As we said in the last article it is quite a bit colder here than where we’ve been spending our days as of late. But, if you are going to be in the cold weather you might as well embrace it and get out to see the spectacular winter scenery. Over the first few days of our trip here to Queenstown we took some beautiful drives and saw some absolutely dazzling places.

The first morning we awoke to some truly stunning scenery at our perfect little Air BnB. The clouds were low in the valley over Lake Wakatipu as the sun was coming up. There was still ice and frost on the grass from the days of snow they had before we arrived. My feet nearly froze to the large stone outside as I ran out barefoot to snap a few photos. Yes, it was pretty chilly but it was also truly impressive. We all enjoyed the picturesque views from the dining room window as we ate breakfast and planned our days ahead.
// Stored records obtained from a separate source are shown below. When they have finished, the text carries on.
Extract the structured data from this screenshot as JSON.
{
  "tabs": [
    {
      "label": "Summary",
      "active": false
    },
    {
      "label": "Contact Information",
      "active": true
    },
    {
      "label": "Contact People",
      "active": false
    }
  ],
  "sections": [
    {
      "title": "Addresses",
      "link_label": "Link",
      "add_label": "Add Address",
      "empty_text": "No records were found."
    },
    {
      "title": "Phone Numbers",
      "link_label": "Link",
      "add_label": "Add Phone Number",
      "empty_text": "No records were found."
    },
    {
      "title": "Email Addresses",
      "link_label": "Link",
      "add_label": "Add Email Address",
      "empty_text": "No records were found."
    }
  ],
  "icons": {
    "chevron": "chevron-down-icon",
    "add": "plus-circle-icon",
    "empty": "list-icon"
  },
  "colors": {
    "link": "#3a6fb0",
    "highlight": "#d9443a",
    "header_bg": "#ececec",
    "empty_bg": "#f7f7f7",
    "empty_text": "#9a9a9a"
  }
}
One day we took a drive up to Coronet Peak. It’s one of the ski areas here. The 17 km drive from town is quite scenic as the roads twist and turn through the mountains.  We reached the bottom of the mountain to find signs there indicating whether or not you could drive up to the ski lodge and if you needed chains. All looked good for us to make it all the way to the top without the need to stop in one of the designated parking areas. Of course there were definitely some icy spots along the way where the sun had not reached the road. I’m no sissy when it comes to this stuff but I will admit that I held my breath a few times as I felt the tires slide on the ice while I looked over the side of the mountain. Dan obviously drove it like he’d done it his entire life so there really wasn’t much to be afraid of in all reality. 

We reached the top and were rewarded with some spectacular views of the surrounding mountains and the valley below. The air was crisp and clear as a bell so you could literally see for miles. The slopes were not open yet for the season. They would not be opening for a few more days so we virtually had the area all to ourselves. Lutz & Gabi were planning to go skiing one day so they checked out the lodge and slopes while we took some incredible photos of the area. We aren’t much for the freezing cold but it was a bit fun to play in some snow and act like kids for a bit.

After enjoying the views we headed back toward town where we were hoping to find a bite to eat. We stopped at the Shotover River along the way for a little side adventure. There is a restaurant there but since ski season isn’t officially open they weren’t either. Shotover is a 75 km long river that runs from the southern end of the Southern Alps through to Queenstown. Being fed from the Alps and their glaciers, this water here is a beautiful color of pale turquoise. This is a fast moving river with lots of rapids and is used for whitewater rafting, jet boat tours and more. Since we arrived in town just before the “season” opened we had the opportunity to see it without the crowds. It’s simply spectacular!

After our little side adventure we headed into town to eat. We ended up at my favorite Irish pub, Póg Mahone’s. It’s such a quaint little place with a stone fireplace and lots of dark wood. When we were here last year the bartender told us that the entire bar had been shipped here from Ireland. It’s truly beautiful. And, they have the absolute best Beef & Guinness Pie I’ve ever had so I, of course, had that while the rest of the crew had ribs. We enjoyed our afternoon in the warm pub as we imbibed in some frosty beers and feasted upon their brilliant meals. All the while we chatted about the events of the day as we began planning for the next. There truly is nothing like great adventures with awesome friends…even if it is a bit chilly outside.

Until next time,

Jilly & Dan